> [Data records]:
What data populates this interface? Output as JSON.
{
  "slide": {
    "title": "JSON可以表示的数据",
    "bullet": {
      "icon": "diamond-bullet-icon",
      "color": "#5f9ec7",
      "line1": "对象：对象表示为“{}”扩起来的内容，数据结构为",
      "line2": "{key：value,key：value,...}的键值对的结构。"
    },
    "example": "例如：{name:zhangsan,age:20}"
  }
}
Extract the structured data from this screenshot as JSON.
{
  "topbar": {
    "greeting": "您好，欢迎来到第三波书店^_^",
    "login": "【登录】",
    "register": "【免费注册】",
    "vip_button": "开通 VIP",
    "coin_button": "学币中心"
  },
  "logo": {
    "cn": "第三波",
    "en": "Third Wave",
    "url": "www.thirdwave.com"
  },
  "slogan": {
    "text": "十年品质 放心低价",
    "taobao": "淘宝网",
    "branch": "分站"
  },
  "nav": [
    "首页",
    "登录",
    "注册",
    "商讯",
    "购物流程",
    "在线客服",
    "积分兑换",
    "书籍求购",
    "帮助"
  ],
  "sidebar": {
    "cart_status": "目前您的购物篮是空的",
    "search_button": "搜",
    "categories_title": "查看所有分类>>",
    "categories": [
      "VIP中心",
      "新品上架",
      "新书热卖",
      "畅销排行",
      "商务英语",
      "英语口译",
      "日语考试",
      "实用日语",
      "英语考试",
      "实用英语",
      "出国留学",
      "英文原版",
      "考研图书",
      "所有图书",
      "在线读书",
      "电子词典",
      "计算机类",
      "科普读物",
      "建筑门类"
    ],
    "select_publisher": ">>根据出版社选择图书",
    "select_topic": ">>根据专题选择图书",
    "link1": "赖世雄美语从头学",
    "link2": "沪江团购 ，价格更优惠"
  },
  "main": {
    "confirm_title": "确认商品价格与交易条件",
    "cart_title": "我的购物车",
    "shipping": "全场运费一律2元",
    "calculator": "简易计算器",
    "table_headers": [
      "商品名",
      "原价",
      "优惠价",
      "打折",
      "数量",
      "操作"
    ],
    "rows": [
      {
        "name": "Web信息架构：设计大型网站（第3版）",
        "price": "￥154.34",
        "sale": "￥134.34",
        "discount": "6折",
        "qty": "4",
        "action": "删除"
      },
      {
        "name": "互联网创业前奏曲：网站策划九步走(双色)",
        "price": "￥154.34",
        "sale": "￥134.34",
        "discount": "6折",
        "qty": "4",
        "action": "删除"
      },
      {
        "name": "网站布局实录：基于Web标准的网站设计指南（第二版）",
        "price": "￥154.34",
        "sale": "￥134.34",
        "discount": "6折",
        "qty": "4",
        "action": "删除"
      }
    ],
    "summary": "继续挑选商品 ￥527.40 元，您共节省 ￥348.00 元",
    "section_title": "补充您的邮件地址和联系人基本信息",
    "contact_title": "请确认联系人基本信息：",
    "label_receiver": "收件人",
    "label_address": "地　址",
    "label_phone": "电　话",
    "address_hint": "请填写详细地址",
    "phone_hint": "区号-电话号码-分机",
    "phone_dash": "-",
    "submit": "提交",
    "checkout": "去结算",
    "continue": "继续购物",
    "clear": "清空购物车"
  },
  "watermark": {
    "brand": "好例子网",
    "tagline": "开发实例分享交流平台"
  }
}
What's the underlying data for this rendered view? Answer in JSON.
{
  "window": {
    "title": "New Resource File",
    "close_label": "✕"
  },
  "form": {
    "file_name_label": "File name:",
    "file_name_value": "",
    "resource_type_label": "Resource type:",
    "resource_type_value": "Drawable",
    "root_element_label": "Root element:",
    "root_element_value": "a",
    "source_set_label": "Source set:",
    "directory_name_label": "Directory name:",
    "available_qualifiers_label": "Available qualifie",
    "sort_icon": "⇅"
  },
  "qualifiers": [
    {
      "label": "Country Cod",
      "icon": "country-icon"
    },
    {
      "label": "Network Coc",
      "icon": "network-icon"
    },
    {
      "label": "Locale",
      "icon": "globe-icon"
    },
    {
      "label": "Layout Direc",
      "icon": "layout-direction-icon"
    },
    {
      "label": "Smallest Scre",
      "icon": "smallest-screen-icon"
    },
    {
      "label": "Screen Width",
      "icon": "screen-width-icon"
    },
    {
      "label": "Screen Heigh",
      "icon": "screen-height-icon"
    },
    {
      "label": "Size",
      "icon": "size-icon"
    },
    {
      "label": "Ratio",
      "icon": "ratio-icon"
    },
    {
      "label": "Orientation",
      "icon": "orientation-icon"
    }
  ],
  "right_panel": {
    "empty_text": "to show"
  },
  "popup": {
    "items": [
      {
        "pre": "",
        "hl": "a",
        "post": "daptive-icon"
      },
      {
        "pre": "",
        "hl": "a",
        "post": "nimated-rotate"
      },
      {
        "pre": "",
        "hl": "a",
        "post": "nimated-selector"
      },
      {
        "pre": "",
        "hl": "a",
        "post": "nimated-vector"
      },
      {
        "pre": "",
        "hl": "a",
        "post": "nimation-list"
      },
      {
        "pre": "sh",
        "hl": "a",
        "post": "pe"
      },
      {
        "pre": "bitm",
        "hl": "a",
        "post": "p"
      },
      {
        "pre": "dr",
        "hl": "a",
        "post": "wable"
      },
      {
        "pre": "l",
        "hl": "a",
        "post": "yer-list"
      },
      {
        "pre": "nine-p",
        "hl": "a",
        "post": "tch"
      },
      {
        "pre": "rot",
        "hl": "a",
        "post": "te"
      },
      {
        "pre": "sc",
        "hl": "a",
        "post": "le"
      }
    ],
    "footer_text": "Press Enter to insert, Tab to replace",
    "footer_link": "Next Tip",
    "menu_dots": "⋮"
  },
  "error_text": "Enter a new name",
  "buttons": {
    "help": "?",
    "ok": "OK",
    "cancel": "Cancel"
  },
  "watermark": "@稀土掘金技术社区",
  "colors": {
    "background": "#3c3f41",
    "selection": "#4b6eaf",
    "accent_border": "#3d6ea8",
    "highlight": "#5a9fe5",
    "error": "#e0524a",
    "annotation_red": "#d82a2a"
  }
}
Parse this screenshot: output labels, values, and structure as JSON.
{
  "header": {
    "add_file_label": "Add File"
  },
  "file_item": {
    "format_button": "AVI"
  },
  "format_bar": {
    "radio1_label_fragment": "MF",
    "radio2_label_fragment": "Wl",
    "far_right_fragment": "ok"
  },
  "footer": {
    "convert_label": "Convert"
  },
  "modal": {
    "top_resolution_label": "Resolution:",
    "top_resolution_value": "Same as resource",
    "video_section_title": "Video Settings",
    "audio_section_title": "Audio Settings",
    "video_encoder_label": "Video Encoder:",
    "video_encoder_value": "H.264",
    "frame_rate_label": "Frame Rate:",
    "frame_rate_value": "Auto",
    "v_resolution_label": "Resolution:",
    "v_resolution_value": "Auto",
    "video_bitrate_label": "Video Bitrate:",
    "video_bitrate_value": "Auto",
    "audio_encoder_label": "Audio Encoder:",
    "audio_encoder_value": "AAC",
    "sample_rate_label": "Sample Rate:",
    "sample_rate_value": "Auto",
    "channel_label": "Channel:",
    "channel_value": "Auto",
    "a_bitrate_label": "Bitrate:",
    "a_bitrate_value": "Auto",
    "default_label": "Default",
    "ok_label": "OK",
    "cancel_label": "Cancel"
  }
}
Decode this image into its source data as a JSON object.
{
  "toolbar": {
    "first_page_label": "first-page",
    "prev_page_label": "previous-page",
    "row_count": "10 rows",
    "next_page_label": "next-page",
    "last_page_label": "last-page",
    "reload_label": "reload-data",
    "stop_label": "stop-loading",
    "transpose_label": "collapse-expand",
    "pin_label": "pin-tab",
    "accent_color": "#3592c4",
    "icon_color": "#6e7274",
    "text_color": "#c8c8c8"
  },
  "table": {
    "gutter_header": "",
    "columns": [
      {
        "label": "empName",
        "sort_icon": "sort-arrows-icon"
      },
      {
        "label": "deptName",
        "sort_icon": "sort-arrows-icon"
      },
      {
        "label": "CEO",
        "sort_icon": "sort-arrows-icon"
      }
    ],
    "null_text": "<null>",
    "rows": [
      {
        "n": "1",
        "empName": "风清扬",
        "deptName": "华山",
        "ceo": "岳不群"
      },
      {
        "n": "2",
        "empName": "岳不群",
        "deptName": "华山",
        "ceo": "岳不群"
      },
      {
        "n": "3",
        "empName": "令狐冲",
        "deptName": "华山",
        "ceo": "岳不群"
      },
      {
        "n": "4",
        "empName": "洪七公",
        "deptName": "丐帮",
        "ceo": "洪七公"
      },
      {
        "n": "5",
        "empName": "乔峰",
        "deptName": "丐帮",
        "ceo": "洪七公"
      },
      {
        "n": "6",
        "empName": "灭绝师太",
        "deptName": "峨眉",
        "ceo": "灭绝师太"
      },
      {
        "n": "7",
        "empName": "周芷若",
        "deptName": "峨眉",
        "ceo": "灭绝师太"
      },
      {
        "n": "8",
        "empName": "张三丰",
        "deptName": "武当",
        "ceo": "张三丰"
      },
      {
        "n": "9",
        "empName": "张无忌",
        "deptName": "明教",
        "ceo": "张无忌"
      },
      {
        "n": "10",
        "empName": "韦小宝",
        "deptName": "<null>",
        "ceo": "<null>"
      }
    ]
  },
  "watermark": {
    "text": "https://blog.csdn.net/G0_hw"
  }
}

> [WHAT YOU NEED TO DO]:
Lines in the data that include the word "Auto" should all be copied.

> [ANSWER BOX]:
    "frame_rate_value": "Auto",
    "v_resolution_value": "Auto",
    "video_bitrate_value": "Auto",
    "sample_rate_value": "Auto",
    "channel_value": "Auto",
    "a_bitrate_value": "Auto",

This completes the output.